[[ PROVIDED MATERIAL open ]]

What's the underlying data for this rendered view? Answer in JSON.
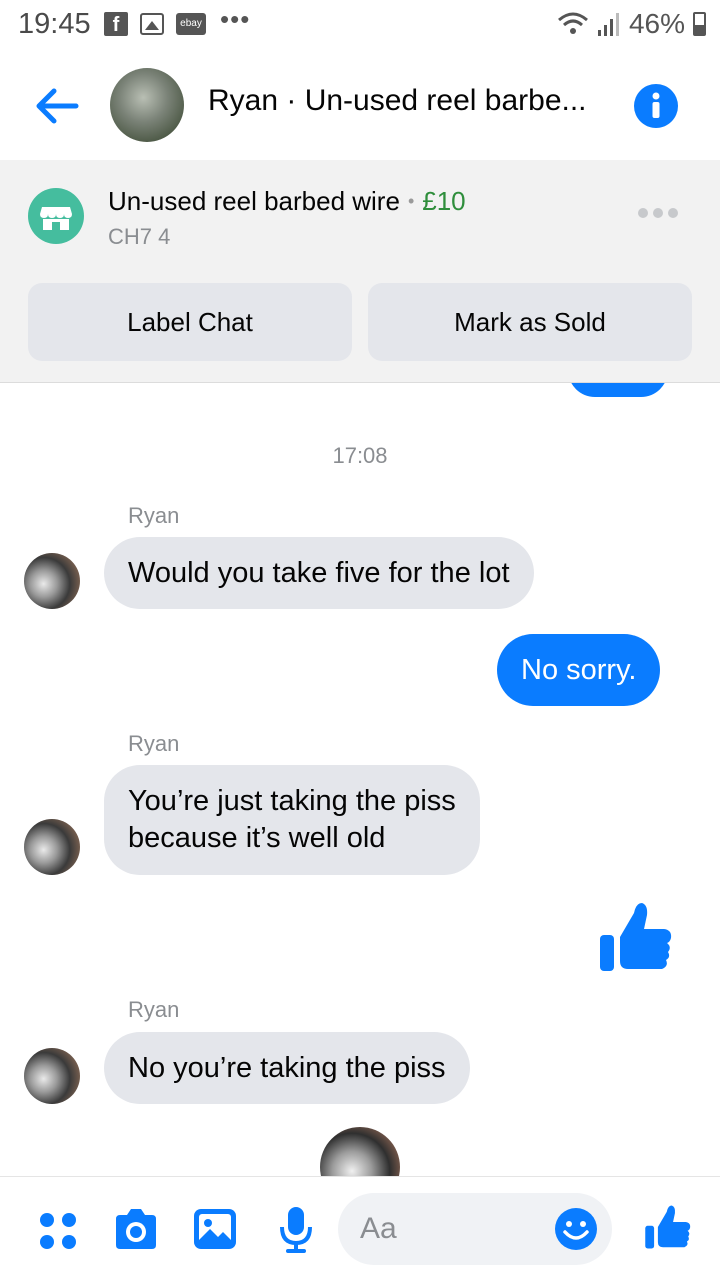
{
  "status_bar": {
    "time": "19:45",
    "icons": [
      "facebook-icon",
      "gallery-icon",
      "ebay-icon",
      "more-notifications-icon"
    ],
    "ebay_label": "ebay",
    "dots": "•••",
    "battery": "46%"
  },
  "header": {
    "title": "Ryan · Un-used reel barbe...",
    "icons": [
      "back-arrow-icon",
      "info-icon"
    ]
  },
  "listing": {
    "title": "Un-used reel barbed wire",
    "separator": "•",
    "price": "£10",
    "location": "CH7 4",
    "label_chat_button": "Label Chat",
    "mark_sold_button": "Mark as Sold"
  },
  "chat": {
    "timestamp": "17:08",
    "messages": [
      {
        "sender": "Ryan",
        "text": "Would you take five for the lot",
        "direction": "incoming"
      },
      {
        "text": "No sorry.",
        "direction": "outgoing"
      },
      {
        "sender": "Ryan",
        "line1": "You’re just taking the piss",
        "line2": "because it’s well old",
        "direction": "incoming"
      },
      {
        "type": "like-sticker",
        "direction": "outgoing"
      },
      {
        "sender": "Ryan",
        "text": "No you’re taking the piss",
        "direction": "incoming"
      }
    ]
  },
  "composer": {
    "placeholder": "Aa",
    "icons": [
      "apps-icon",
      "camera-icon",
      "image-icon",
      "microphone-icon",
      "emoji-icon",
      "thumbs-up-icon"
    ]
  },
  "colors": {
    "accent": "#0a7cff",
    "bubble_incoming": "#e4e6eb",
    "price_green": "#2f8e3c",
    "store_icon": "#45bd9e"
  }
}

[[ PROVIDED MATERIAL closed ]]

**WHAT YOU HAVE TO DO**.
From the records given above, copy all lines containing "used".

**SOLUTION**.
    "title": "Ryan · Un-used reel barbe...",
    "title": "Un-used reel barbed wire",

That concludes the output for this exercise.